Wess, Robert. Kenneth Burke: Rhetoric, Subjectivity, Postmodernism. Cambridge: Cambridge
University Press, 1996.
White, Hayden V., and Margaret Brose. Representing Kenneth Burke. Baltimore: Johns Hopkins
University Press, 1982.
Wolin, Ross. The Rhetorical Imagination of Kenneth Burke. Columbia: University of South Carolina
Zappen, P., S.M. Halloran, and Scott A. Wible. “Some Notes on ‘Ad Bellum Purificandum’.” The
Journal of the Kenneth Burke Society Website. Last visited 24/03/2017.
LicenseIperstoria is an Open Access journal.
- Authors retain copyright and grant the journal right of first publication with the work simultaneously licensed under a Creative Commons Attribution 4.0 BY-NC License that allows others to share the work with an acknowledgement of the work's authorship and initial publication in this journal.
- Authors are able to enter into separate, additional contractual arrangements for the non-exclusive distribution of the journal's published version of their work (e.g., post it to an institutional repository or publish it in a book), with an acknowledgement of its initial publication in this journal.
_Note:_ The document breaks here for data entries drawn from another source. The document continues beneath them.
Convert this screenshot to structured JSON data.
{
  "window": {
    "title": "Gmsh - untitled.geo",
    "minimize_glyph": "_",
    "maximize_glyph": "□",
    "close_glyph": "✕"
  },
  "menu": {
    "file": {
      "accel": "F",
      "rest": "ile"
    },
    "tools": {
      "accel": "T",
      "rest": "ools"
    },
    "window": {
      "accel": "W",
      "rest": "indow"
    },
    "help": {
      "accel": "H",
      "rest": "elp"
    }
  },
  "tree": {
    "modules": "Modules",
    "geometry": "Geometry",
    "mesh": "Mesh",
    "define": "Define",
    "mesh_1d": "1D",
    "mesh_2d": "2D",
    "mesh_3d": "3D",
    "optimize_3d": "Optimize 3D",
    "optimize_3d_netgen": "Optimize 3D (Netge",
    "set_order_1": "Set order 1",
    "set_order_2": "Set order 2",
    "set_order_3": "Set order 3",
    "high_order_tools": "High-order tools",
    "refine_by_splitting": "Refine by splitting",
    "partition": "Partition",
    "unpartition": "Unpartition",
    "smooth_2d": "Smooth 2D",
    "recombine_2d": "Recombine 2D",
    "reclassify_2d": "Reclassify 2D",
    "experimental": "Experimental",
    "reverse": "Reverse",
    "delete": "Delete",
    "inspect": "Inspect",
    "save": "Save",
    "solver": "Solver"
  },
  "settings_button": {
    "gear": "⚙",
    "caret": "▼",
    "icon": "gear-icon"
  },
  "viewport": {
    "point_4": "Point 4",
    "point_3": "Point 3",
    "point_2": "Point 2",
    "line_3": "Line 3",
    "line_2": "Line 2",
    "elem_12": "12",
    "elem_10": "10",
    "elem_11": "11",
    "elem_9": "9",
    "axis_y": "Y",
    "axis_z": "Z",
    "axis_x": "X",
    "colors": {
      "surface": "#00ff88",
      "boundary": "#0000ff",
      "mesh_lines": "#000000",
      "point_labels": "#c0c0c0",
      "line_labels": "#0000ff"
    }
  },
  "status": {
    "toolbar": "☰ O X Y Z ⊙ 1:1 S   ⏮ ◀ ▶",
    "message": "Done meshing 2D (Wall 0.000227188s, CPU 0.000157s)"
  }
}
We require authors to inform us of any instances of re-publication.